I hate thinking that people suffer, it makes me real, real sad to think that thate are a million people out there just like the ones you described that are waiting for a helping hand. But what keeps me going is thinking and I really believe this-they'll get their hand out one day. That's the only thing that makes me go forward with this life...HOPE!

otin said...

You really are a good hearted person, I think that is why I always look for your posts! Rejection does hit hard, but in the grand scheme of things, my rejection has been relatively mild.

Carbunkle Trumpet said...

I can't see you wearing a bow in your hair driving a BMW and being at Ole Miss.

I loved that I did not attend the big 3 (Ole Miss, Tenn, Alabama) and got to meet people from other parts of the country.

Funky Art Queen said...

Very timely, I'm working on a book proposal and I totally fear but understand rejection is possible. I know that you have to get through the nays to get to the yays! Great post.
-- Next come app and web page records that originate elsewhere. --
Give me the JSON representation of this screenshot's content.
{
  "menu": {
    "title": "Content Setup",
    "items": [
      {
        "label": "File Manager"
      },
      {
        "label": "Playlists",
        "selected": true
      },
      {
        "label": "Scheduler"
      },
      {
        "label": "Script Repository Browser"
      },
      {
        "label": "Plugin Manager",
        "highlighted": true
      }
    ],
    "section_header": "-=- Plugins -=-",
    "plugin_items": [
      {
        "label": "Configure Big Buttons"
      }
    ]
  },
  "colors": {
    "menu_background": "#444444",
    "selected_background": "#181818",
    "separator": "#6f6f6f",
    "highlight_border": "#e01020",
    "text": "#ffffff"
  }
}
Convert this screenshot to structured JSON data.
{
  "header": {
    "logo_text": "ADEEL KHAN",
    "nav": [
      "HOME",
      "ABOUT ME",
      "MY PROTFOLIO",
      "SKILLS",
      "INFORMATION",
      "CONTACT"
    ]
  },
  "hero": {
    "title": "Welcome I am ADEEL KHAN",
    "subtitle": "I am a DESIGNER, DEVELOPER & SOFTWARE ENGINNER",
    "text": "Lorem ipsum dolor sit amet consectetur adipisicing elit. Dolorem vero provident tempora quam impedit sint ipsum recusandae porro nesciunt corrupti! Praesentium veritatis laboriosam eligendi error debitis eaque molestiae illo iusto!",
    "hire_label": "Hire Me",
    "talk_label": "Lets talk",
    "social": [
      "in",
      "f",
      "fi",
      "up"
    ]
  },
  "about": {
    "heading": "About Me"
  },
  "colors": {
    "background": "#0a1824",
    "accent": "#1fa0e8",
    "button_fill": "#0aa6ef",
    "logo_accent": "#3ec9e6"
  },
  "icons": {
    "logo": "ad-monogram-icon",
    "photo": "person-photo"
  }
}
Optimistic Pessimist said...

Sigh...they didn't know what they passed!

Ice Queen said...

Personally, I never felt the need to join a sorority but I see where you're coming from.

That must be tough deciding who gets in and who doesn't. At least you have the comfort in knowing that you are helping someone.

Hit 40 said...

I forgot to comment on your cruel experience. I didn't have the $$ to rush. I always felt like I missed something. Now I feel better that I didn't have the $$$ for it.

Dara said...

I was in a sorority and I still felt left out at times. When we had to do rush, I never got very many rushees, apparently they decided I wasn't a great rusher...not sure how they decided that, but it always made me feel left out knowing they thought I wasn't good enough to rush potential members into my own sorority